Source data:
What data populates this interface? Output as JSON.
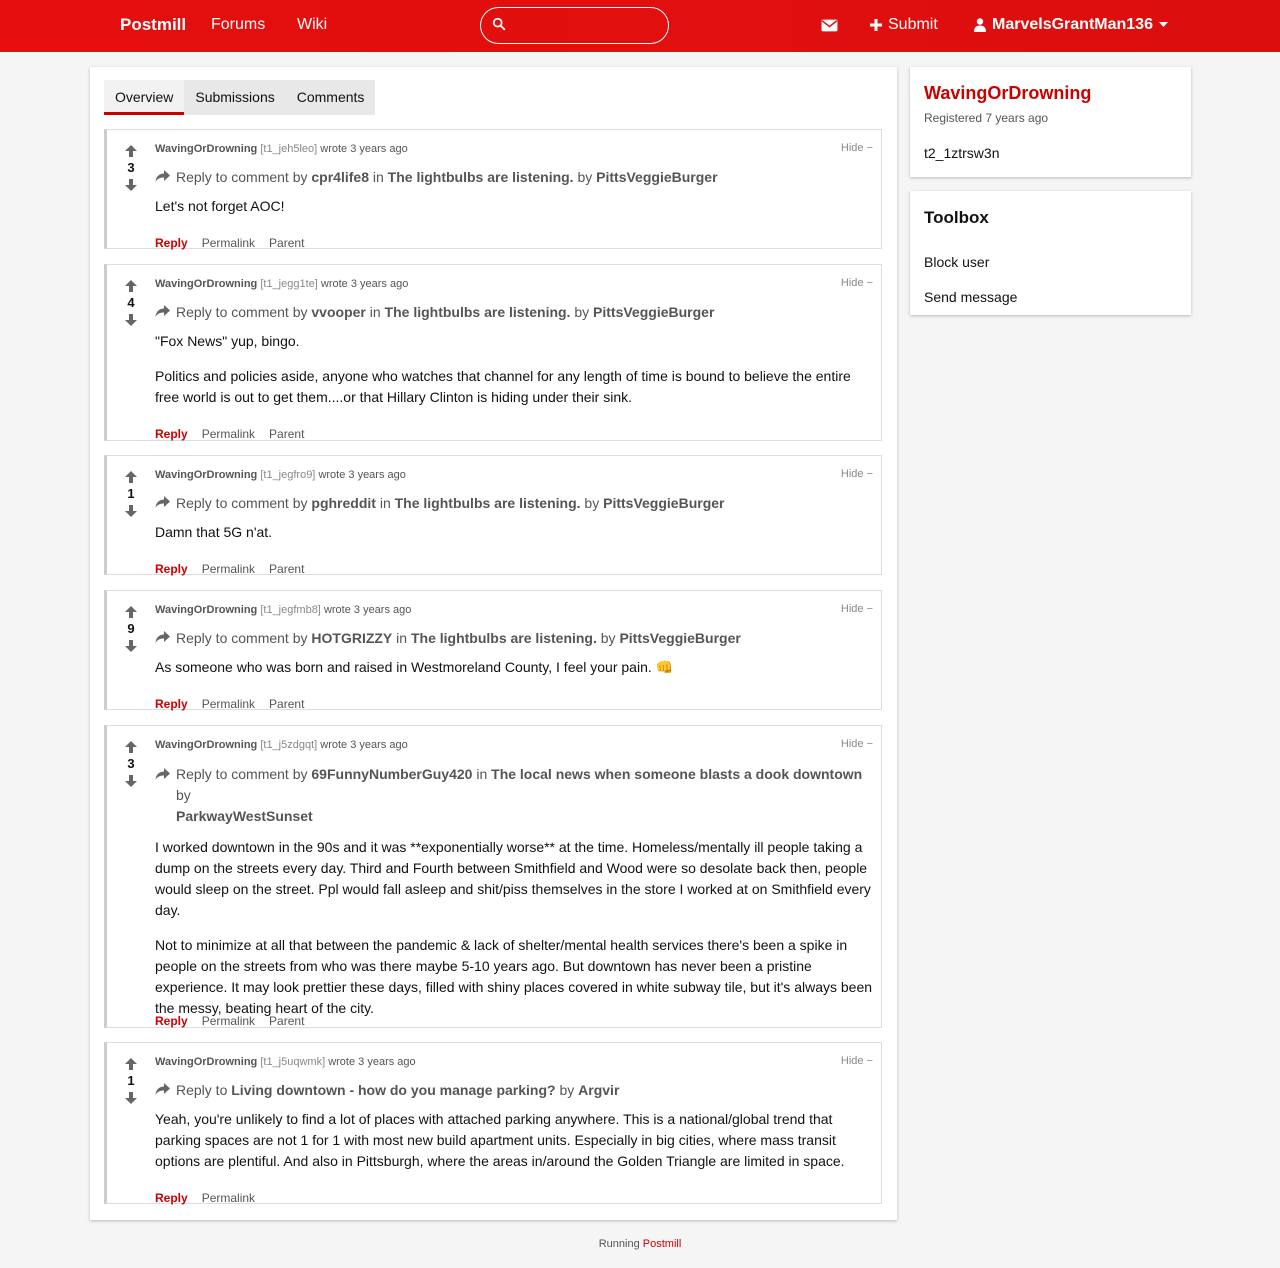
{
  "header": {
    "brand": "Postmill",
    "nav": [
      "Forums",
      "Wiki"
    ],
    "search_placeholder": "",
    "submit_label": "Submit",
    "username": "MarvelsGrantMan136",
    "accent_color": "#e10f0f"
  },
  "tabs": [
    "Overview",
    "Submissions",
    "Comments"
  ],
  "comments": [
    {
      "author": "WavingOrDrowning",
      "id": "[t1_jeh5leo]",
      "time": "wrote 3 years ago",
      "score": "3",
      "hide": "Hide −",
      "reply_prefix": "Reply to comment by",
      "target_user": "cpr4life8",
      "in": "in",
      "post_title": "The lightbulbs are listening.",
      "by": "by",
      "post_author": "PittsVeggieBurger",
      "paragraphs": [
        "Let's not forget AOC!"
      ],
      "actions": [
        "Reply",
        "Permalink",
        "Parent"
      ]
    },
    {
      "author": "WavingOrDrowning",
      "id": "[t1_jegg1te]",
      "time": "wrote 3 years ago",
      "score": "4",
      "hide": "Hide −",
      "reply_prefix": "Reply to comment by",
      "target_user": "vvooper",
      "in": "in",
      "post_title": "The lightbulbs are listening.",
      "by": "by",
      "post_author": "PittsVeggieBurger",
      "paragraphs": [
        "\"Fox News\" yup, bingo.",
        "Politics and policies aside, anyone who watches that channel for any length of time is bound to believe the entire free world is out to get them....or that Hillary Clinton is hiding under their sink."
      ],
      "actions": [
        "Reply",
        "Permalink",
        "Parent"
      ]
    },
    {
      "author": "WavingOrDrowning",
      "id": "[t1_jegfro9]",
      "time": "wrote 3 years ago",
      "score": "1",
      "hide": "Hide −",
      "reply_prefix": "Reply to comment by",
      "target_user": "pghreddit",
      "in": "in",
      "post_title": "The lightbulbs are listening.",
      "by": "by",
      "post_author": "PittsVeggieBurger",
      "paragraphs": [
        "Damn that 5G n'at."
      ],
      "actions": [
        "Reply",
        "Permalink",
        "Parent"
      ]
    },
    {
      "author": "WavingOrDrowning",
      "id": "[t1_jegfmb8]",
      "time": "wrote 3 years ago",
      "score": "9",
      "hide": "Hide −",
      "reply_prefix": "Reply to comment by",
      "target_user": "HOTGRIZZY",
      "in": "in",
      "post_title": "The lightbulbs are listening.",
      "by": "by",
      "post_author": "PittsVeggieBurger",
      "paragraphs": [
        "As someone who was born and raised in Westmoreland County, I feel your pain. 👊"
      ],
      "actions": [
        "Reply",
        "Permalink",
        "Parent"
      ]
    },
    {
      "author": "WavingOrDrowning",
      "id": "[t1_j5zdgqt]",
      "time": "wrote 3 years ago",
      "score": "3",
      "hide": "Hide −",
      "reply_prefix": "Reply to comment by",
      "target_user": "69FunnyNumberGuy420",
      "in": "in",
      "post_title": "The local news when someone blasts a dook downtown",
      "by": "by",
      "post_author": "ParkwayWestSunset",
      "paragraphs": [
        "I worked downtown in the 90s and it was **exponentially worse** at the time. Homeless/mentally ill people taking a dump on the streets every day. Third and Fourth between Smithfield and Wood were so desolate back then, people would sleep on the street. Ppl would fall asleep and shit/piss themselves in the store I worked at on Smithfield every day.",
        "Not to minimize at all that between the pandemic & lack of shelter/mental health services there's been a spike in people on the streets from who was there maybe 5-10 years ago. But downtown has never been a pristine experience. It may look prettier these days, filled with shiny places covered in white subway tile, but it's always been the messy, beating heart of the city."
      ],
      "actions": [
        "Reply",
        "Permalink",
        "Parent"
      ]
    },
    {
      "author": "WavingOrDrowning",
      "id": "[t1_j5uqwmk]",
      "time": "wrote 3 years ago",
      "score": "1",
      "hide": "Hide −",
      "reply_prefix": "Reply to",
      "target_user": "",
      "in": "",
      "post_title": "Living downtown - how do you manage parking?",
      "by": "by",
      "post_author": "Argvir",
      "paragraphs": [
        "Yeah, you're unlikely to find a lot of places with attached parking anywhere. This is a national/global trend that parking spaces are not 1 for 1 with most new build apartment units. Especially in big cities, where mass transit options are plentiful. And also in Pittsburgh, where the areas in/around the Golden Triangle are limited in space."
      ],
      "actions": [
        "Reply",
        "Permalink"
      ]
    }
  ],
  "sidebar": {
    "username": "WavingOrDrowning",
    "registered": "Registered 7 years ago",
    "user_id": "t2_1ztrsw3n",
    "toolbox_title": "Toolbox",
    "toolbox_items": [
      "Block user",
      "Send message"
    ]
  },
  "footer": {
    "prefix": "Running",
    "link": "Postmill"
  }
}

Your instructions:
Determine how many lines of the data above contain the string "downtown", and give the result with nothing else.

Answer below:
4